- [PROBLEM STATEMENT]
Reproduce each record verbatim, images excluded.

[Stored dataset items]

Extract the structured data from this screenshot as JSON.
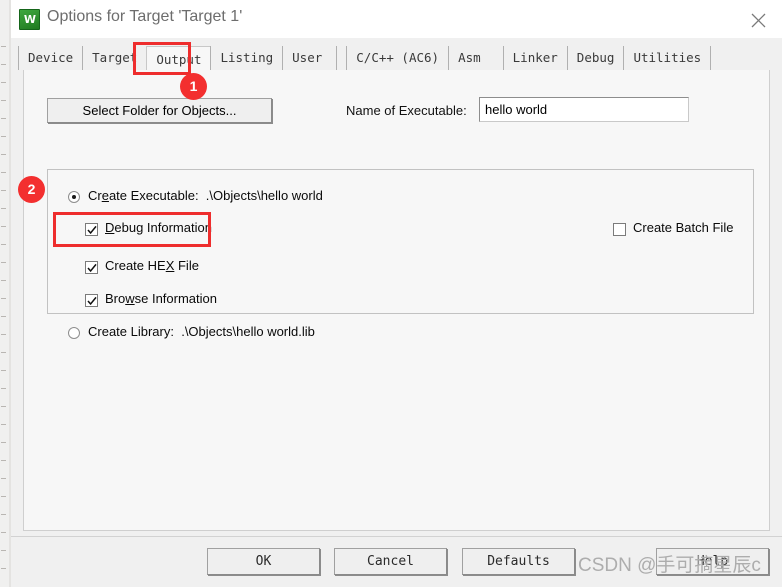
{
  "window": {
    "title": "Options for Target 'Target 1'",
    "icon": "uvision-logo-icon",
    "close_label": "close-icon"
  },
  "tabs": [
    {
      "label": "Device",
      "selected": false
    },
    {
      "label": "Target",
      "selected": false
    },
    {
      "label": "Output",
      "selected": true
    },
    {
      "label": "Listing",
      "selected": false
    },
    {
      "label": "User",
      "selected": false
    },
    {
      "label": "C/C++ (AC6)",
      "selected": false
    },
    {
      "label": "Asm",
      "selected": false
    },
    {
      "label": "Linker",
      "selected": false
    },
    {
      "label": "Debug",
      "selected": false
    },
    {
      "label": "Utilities",
      "selected": false
    }
  ],
  "output_page": {
    "select_folder_button": "Select Folder for Objects...",
    "name_of_executable_label": "Name of Executable:",
    "name_of_executable_value": "hello world",
    "name_of_executable_placeholder": "",
    "create_executable": {
      "label": "Create Executable:",
      "path": ".\\Objects\\hello world",
      "selected": true
    },
    "debug_information": {
      "label": "Debug Information",
      "checked": true
    },
    "create_hex_file": {
      "label": "Create HEX File",
      "checked": true
    },
    "browse_information": {
      "label": "Browse Information",
      "checked": true
    },
    "create_batch_file": {
      "label": "Create Batch File",
      "checked": false
    },
    "create_library": {
      "label": "Create Library:",
      "path": ".\\Objects\\hello world.lib",
      "selected": false
    }
  },
  "footer": {
    "ok": "OK",
    "cancel": "Cancel",
    "defaults": "Defaults",
    "help": "Help"
  },
  "annotations": {
    "badge_1": "1",
    "badge_2": "2",
    "color": "#f32f2f"
  },
  "watermark": "CSDN @手可摘星辰c"
}
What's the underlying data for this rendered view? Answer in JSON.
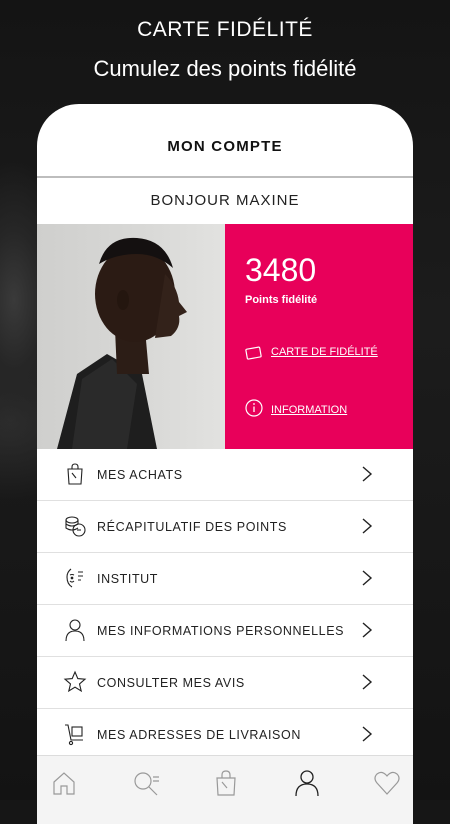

- [RESPONSE]
Extract the structured data from this screenshot as JSON.
{
  "window": {
    "title": "Options for Target 'Target 1'",
    "icon": "uvision-logo-icon",
    "close_label": "close-icon"
  },
  "tabs": [
    {
      "label": "Device",
      "selected": false
    },
    {
      "label": "Target",
      "selected": false
    },
    {
      "label": "Output",
      "selected": true
    },
    {
      "label": "Listing",
      "selected": false
    },
    {
      "label": "User",
      "selected": false
    },
    {
      "label": "C/C++ (AC6)",
      "selected": false
    },
    {
      "label": "Asm",
      "selected": false
    },
    {
      "label": "Linker",
      "selected": false
    },
    {
      "label": "Debug",
      "selected": false
    },
    {
      "label": "Utilities",
      "selected": false
    }
  ],
  "output_page": {
    "select_folder_button": "Select Folder for Objects...",
    "name_of_executable_label": "Name of Executable:",
    "name_of_executable_value": "hello world",
    "name_of_executable_placeholder": "",
    "create_executable": {
      "label": "Create Executable:",
      "path": ".\\Objects\\hello world",
      "selected": true
    },
    "debug_information": {
      "label": "Debug Information",
      "checked": true
    },
    "create_hex_file": {
      "label": "Create HEX File",
      "checked": true
    },
    "browse_information": {
      "label": "Browse Information",
      "checked": true
    },
    "create_batch_file": {
      "label": "Create Batch File",
      "checked": false
    },
    "create_library": {
      "label": "Create Library:",
      "path": ".\\Objects\\hello world.lib",
      "selected": false
    }
  },
  "footer": {
    "ok": "OK",
    "cancel": "Cancel",
    "defaults": "Defaults",
    "help": "Help"
  },
  "annotations": {
    "badge_1": "1",
    "badge_2": "2",
    "color": "#f32f2f"
  },
  "watermark": "CSDN @手可摘星辰c"
}
What's the underlying data for this rendered view? Answer in JSON.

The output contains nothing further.